## [Problem to work on]
The records need to be set down again exactly as they appear.

------ Data extract

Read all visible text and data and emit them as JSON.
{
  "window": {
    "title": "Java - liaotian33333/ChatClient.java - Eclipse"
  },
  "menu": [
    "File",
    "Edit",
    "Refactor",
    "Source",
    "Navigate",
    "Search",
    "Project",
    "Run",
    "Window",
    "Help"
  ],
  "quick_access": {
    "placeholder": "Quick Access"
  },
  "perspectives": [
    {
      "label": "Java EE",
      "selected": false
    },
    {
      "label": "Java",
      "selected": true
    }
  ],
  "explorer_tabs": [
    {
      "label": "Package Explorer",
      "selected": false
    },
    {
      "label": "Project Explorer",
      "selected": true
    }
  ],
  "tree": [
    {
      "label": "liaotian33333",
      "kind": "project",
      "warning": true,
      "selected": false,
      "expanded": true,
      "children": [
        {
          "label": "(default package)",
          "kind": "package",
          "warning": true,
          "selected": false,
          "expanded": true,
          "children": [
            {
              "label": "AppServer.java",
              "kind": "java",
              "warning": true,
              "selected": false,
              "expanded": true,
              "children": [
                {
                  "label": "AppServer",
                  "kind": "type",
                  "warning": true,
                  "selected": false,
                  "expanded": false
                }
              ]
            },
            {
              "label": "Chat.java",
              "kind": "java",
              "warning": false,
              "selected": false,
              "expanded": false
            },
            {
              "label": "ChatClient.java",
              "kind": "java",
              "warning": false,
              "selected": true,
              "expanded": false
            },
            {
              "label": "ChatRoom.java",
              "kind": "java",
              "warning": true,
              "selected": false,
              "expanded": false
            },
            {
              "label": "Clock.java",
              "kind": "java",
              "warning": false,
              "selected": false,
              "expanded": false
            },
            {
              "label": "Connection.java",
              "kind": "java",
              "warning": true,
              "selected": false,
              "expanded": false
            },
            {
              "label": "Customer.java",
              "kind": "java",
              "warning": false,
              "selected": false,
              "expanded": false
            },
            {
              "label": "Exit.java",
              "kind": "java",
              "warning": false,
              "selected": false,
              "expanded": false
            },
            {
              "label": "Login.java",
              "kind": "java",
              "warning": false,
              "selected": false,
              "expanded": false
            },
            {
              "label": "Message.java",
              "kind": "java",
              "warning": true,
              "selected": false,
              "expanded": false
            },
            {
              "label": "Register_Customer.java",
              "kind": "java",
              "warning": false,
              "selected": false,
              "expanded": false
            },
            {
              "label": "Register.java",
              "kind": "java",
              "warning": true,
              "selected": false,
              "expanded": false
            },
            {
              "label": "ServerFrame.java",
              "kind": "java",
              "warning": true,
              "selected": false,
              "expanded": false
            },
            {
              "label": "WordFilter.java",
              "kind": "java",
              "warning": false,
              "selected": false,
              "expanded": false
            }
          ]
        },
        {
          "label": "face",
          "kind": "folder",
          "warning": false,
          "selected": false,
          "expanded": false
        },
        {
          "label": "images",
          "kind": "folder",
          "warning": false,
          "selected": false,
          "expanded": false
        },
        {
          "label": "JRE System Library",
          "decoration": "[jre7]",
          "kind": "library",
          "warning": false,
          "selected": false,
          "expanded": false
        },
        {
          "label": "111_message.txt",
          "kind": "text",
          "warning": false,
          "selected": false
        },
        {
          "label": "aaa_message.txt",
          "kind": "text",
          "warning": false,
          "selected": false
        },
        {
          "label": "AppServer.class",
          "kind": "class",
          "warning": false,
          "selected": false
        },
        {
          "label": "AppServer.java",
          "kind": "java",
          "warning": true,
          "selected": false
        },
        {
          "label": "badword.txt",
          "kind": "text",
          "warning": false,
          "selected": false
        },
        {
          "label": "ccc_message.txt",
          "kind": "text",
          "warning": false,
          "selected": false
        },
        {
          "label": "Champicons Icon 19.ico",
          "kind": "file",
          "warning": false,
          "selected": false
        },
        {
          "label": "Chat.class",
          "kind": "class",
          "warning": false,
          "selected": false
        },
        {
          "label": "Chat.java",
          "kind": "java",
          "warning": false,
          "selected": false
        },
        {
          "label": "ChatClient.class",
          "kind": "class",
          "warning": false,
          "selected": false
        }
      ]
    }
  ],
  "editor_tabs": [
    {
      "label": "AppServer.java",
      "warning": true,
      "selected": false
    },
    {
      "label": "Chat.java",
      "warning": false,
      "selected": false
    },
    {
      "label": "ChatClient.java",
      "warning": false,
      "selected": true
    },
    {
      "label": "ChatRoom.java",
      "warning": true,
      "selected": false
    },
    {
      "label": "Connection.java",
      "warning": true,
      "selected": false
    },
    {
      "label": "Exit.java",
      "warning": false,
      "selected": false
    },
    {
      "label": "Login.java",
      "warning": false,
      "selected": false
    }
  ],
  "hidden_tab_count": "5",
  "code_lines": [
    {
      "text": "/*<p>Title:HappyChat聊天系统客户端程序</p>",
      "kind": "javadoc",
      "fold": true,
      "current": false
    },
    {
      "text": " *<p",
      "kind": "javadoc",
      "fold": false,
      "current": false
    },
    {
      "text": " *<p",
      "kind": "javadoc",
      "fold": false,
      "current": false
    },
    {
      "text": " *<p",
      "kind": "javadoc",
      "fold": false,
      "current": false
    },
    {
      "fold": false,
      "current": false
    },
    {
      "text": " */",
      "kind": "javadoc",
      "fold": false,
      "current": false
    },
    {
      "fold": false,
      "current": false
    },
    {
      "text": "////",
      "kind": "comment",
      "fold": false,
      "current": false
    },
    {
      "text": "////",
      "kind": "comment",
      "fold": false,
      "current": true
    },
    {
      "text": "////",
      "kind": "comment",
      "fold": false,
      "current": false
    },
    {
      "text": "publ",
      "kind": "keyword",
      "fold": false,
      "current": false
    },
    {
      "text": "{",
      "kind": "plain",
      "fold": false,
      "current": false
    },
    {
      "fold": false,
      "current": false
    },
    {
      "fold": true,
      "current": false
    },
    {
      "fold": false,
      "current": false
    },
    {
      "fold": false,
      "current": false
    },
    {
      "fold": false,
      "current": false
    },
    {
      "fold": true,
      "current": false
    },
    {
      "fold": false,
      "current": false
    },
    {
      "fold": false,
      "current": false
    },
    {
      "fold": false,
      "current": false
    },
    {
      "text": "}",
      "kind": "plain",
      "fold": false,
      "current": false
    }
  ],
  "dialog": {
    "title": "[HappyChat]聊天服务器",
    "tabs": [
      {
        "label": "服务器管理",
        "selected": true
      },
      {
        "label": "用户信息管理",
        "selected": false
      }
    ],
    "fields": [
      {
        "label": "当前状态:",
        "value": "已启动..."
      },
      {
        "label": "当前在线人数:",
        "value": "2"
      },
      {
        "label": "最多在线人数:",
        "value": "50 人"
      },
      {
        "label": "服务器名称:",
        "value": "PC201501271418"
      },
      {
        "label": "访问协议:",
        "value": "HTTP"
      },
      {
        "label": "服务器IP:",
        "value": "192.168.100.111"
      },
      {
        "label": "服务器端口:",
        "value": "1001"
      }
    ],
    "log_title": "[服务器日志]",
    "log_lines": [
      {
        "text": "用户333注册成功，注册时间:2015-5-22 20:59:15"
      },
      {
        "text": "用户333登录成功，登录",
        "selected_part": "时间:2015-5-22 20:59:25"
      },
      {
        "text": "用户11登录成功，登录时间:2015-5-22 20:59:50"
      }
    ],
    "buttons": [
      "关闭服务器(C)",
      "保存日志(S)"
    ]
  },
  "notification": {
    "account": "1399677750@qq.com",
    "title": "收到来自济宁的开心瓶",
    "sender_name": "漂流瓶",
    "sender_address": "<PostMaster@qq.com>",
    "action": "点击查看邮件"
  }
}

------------

## [Solution for this exercise]
Read all visible text and data and emit them as JSON.
{
  "window": {
    "title": "Java - liaotian33333/ChatClient.java - Eclipse"
  },
  "menu": [
    "File",
    "Edit",
    "Refactor",
    "Source",
    "Navigate",
    "Search",
    "Project",
    "Run",
    "Window",
    "Help"
  ],
  "quick_access": {
    "placeholder": "Quick Access"
  },
  "perspectives": [
    {
      "label": "Java EE",
      "selected": false
    },
    {
      "label": "Java",
      "selected": true
    }
  ],
  "explorer_tabs": [
    {
      "label": "Package Explorer",
      "selected": false
    },
    {
      "label": "Project Explorer",
      "selected": true
    }
  ],
  "tree": [
    {
      "label": "liaotian33333",
      "kind": "project",
      "warning": true,
      "selected": false,
      "expanded": true,
      "children": [
        {
          "label": "(default package)",
          "kind": "package",
          "warning": true,
          "selected": false,
          "expanded": true,
          "children": [
            {
              "label": "AppServer.java",
              "kind": "java",
              "warning": true,
              "selected": false,
              "expanded": true,
              "children": [
                {
                  "label": "AppServer",
                  "kind": "type",
                  "warning": true,
                  "selected": false,
                  "expanded": false
                }
              ]
            },
            {
              "label": "Chat.java",
              "kind": "java",
              "warning": false,
              "selected": false,
              "expanded": false
            },
            {
              "label": "ChatClient.java",
              "kind": "java",
              "warning": false,
              "selected": true,
              "expanded": false
            },
            {
              "label": "ChatRoom.java",
              "kind": "java",
              "warning": true,
              "selected": false,
              "expanded": false
            },
            {
              "label": "Clock.java",
              "kind": "java",
              "warning": false,
              "selected": false,
              "expanded": false
            },
            {
              "label": "Connection.java",
              "kind": "java",
              "warning": true,
              "selected": false,
              "expanded": false
            },
            {
              "label": "Customer.java",
              "kind": "java",
              "warning": false,
              "selected": false,
              "expanded": false
            },
            {
              "label": "Exit.java",
              "kind": "java",
              "warning": false,
              "selected": false,
              "expanded": false
            },
            {
              "label": "Login.java",
              "kind": "java",
              "warning": false,
              "selected": false,
              "expanded": false
            },
            {
              "label": "Message.java",
              "kind": "java",
              "warning": true,
              "selected": false,
              "expanded": false
            },
            {
              "label": "Register_Customer.java",
              "kind": "java",
              "warning": false,
              "selected": false,
              "expanded": false
            },
            {
              "label": "Register.java",
              "kind": "java",
              "warning": true,
              "selected": false,
              "expanded": false
            },
            {
              "label": "ServerFrame.java",
              "kind": "java",
              "warning": true,
              "selected": false,
              "expanded": false
            },
            {
              "label": "WordFilter.java",
              "kind": "java",
              "warning": false,
              "selected": false,
              "expanded": false
            }
          ]
        },
        {
          "label": "face",
          "kind": "folder",
          "warning": false,
          "selected": false,
          "expanded": false
        },
        {
          "label": "images",
          "kind": "folder",
          "warning": false,
          "selected": false,
          "expanded": false
        },
        {
          "label": "JRE System Library",
          "decoration": "[jre7]",
          "kind": "library",
          "warning": false,
          "selected": false,
          "expanded": false
        },
        {
          "label": "111_message.txt",
          "kind": "text",
          "warning": false,
          "selected": false
        },
        {
          "label": "aaa_message.txt",
          "kind": "text",
          "warning": false,
          "selected": false
        },
        {
          "label": "AppServer.class",
          "kind": "class",
          "warning": false,
          "selected": false
        },
        {
          "label": "AppServer.java",
          "kind": "java",
          "warning": true,
          "selected": false
        },
        {
          "label": "badword.txt",
          "kind": "text",
          "warning": false,
          "selected": false
        },
        {
          "label": "ccc_message.txt",
          "kind": "text",
          "warning": false,
          "selected": false
        },
        {
          "label": "Champicons Icon 19.ico",
          "kind": "file",
          "warning": false,
          "selected": false
        },
        {
          "label": "Chat.class",
          "kind": "class",
          "warning": false,
          "selected": false
        },
        {
          "label": "Chat.java",
          "kind": "java",
          "warning": false,
          "selected": false
        },
        {
          "label": "ChatClient.class",
          "kind": "class",
          "warning": false,
          "selected": false
        }
      ]
    }
  ],
  "editor_tabs": [
    {
      "label": "AppServer.java",
      "warning": true,
      "selected": false
    },
    {
      "label": "Chat.java",
      "warning": false,
      "selected": false
    },
    {
      "label": "ChatClient.java",
      "warning": false,
      "selected": true
    },
    {
      "label": "ChatRoom.java",
      "warning": true,
      "selected": false
    },
    {
      "label": "Connection.java",
      "warning": true,
      "selected": false
    },
    {
      "label": "Exit.java",
      "warning": false,
      "selected": false
    },
    {
      "label": "Login.java",
      "warning": false,
      "selected": false
    }
  ],
  "hidden_tab_count": "5",
  "code_lines": [
    {
      "text": "/*<p>Title:HappyChat聊天系统客户端程序</p>",
      "kind": "javadoc",
      "fold": true,
      "current": false
    },
    {
      "text": " *<p",
      "kind": "javadoc",
      "fold": false,
      "current": false
    },
    {
      "text": " *<p",
      "kind": "javadoc",
      "fold": false,
      "current": false
    },
    {
      "text": " *<p",
      "kind": "javadoc",
      "fold": false,
      "current": false
    },
    {
      "fold": false,
      "current": false
    },
    {
      "text": " */",
      "kind": "javadoc",
      "fold": false,
      "current": false
    },
    {
      "fold": false,
      "current": false
    },
    {
      "text": "////",
      "kind": "comment",
      "fold": false,
      "current": false
    },
    {
      "text": "////",
      "kind": "comment",
      "fold": false,
      "current": true
    },
    {
      "text": "////",
      "kind": "comment",
      "fold": false,
      "current": false
    },
    {
      "text": "publ",
      "kind": "keyword",
      "fold": false,
      "current": false
    },
    {
      "text": "{",
      "kind": "plain",
      "fold": false,
      "current": false
    },
    {
      "fold": false,
      "current": false
    },
    {
      "fold": true,
      "current": false
    },
    {
      "fold": false,
      "current": false
    },
    {
      "fold": false,
      "current": false
    },
    {
      "fold": false,
      "current": false
    },
    {
      "fold": true,
      "current": false
    },
    {
      "fold": false,
      "current": false
    },
    {
      "fold": false,
      "current": false
    },
    {
      "fold": false,
      "current": false
    },
    {
      "text": "}",
      "kind": "plain",
      "fold": false,
      "current": false
    }
  ],
  "dialog": {
    "title": "[HappyChat]聊天服务器",
    "tabs": [
      {
        "label": "服务器管理",
        "selected": true
      },
      {
        "label": "用户信息管理",
        "selected": false
      }
    ],
    "fields": [
      {
        "label": "当前状态:",
        "value": "已启动..."
      },
      {
        "label": "当前在线人数:",
        "value": "2"
      },
      {
        "label": "最多在线人数:",
        "value": "50 人"
      },
      {
        "label": "服务器名称:",
        "value": "PC201501271418"
      },
      {
        "label": "访问协议:",
        "value": "HTTP"
      },
      {
        "label": "服务器IP:",
        "value": "192.168.100.111"
      },
      {
        "label": "服务器端口:",
        "value": "1001"
      }
    ],
    "log_title": "[服务器日志]",
    "log_lines": [
      {
        "text": "用户333注册成功，注册时间:2015-5-22 20:59:15"
      },
      {
        "text": "用户333登录成功，登录",
        "selected_part": "时间:2015-5-22 20:59:25"
      },
      {
        "text": "用户11登录成功，登录时间:2015-5-22 20:59:50"
      }
    ],
    "buttons": [
      "关闭服务器(C)",
      "保存日志(S)"
    ]
  },
  "notification": {
    "account": "1399677750@qq.com",
    "title": "收到来自济宁的开心瓶",
    "sender_name": "漂流瓶",
    "sender_address": "<PostMaster@qq.com>",
    "action": "点击查看邮件"
  }
}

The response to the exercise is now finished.